Peratrovich was born in Petersburg on July 4, 1911. One hundred and nine years later helpers pulled down a persistent covering over her newly painted likeness.
Local resident and Petersburg Indian Association tribal council vice president Brenda Norheim welcomed a small gathering in front of the Petersburg courthouse.
“Although we know that it took the hard work and voices of many Alaska Natives for the passage of the anti-discrimination law in Alaska, it was the strong powerful poignant words of Elizabeth Peratrovich that had the lasting impact on our territorial Senate that day in 1945 that sealed the passage of the 1945 anti-discrimination law in Alaska,” Norheim said. “Here we are, 75 years later, recognizing this amazing bold, woman in her birthplace, as a community. And I just think that’s awesome.”
The mural highlights Peratrovich’s role in the passage of the Anti-Discrimination Act of 1945, which made it illegal to discriminate based on race. She and her husband Roy lobbied for passage of that bill, initially proposed by the Alaska Native Brotherhood and Alaska Native Sisterhood.
“I’m very proud today to stand before you with this beautiful mural that was done with love and respect for a lady who fought for our civil rights in the beginning and she fought for the children to get better education,” said Barbara Erickson, president of the local chapter of the ANS. “She fought for Native people to have better homes, better jobs, all those things that we are still fighting for to this very day, not to the same degree but the fight still goes on. And I’m very proud to be a part of that organization that her father Andrew Wanamaker founded.”
Speakers also called for more unity in Petersburg and for more symbols of Native culture and place names here. Several speakers also mentioned Amy Hallingstad, originally from Haines. She moved to Kake and then Petersburg and was also noted for her work in seeking civil rights in the middle of last century.
Janine Gibbons painted the mural and told of some of the history she uncovered during her research for the work.
“Native women played an important role in uplifting their families,” Gibbons said. “Early on each summer Tlingit women paddled from Kake to work in Petersburg’s canneries but they did not receive equal pay. Elizabeth Peratrovich, Amy Hallingstad and a Norwegian, Dorothy Hofstad worked to bring the AFL-CIO union to Petersburg and with it better pay for Native women.”
Another speaker was Diane Benson who moved to Petersburg. She’s a scholar and actor who has portrayed Peratrovich and has also sought political office at the state and national levels. She spoke of the symbol that would be raised on the courthouse in honor of Native culture. But she also spoke about the work left to do.
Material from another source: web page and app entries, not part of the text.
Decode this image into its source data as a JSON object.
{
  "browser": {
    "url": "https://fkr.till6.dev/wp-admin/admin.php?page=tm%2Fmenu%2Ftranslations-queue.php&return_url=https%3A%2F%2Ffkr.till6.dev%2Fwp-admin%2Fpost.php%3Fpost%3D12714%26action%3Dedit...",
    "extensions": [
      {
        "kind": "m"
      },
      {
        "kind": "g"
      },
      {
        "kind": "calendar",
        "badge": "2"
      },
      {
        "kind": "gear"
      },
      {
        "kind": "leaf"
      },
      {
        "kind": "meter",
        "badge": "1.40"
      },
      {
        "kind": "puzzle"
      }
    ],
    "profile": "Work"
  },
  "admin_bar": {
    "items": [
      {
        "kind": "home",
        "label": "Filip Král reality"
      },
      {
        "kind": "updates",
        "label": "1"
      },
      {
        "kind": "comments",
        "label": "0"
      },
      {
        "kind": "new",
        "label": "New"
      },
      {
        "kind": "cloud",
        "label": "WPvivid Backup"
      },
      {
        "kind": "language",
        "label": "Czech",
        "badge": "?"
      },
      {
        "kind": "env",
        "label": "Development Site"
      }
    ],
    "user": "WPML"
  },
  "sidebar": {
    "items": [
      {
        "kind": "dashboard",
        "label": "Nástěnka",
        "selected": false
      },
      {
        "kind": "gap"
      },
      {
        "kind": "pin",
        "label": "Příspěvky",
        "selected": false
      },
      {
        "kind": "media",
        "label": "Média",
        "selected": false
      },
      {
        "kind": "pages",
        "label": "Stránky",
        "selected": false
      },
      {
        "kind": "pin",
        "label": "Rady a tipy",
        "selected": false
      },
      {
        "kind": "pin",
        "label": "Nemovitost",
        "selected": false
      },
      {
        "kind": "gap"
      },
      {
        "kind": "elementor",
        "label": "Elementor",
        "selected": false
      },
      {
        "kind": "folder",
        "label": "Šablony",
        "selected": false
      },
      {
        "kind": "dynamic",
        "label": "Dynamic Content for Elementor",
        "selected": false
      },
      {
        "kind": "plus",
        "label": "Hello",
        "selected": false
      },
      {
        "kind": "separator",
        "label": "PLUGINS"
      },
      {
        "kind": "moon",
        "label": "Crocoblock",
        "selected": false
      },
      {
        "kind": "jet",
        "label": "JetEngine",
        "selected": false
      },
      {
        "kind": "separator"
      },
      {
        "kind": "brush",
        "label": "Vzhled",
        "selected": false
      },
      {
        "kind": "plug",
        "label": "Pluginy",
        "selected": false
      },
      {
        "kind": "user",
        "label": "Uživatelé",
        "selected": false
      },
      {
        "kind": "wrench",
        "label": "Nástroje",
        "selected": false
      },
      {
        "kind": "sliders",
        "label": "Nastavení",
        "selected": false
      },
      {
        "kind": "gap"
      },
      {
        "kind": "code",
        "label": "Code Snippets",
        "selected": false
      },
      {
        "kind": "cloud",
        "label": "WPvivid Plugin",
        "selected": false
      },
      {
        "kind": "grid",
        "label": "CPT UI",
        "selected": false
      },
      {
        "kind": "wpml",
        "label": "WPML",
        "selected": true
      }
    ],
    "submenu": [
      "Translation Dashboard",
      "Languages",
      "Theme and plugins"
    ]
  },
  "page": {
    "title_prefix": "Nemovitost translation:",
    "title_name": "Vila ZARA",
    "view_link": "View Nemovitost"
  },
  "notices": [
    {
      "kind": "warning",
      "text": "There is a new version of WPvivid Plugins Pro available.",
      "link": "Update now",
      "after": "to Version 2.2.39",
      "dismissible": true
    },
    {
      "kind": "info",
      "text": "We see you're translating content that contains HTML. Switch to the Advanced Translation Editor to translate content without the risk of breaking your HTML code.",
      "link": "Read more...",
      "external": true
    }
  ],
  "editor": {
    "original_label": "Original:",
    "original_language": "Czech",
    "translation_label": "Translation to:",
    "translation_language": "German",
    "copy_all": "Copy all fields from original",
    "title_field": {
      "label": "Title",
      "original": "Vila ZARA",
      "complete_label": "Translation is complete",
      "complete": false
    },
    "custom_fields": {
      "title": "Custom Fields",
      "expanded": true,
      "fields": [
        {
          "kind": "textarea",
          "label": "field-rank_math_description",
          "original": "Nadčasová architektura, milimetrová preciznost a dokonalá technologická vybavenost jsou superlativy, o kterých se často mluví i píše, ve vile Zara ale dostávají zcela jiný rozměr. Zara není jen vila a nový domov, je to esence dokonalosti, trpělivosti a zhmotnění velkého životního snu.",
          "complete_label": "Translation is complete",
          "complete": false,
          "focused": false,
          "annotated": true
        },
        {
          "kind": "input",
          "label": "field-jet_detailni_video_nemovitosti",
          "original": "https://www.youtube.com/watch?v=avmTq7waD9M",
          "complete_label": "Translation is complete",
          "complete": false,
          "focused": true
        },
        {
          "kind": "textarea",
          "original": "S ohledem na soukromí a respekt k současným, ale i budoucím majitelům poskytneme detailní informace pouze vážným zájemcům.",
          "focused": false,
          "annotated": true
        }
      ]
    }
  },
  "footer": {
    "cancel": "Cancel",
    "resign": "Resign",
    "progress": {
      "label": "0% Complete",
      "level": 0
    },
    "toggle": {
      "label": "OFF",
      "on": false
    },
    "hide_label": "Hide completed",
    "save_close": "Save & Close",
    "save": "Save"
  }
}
“Today we have the majority per capita of Native men filling our prisons.,” Benson said. “We still have, even though we have corporations and money and that image of having great health and through our health corporations, through our Native corporations and dividends, the majority of our people are without still and struggling to have the rights to subsist, still, struggling to not be called names in school, still, struggling not to be marginalized, still. So we do have work to do. It’s an ongoing thing. It’s not a one time thing.”
The mural has not yet been installed. That will happen at a later date after the courthouse is done receiving a new coat of paint. The Petersburg Arts Council is still accepting donations for that project.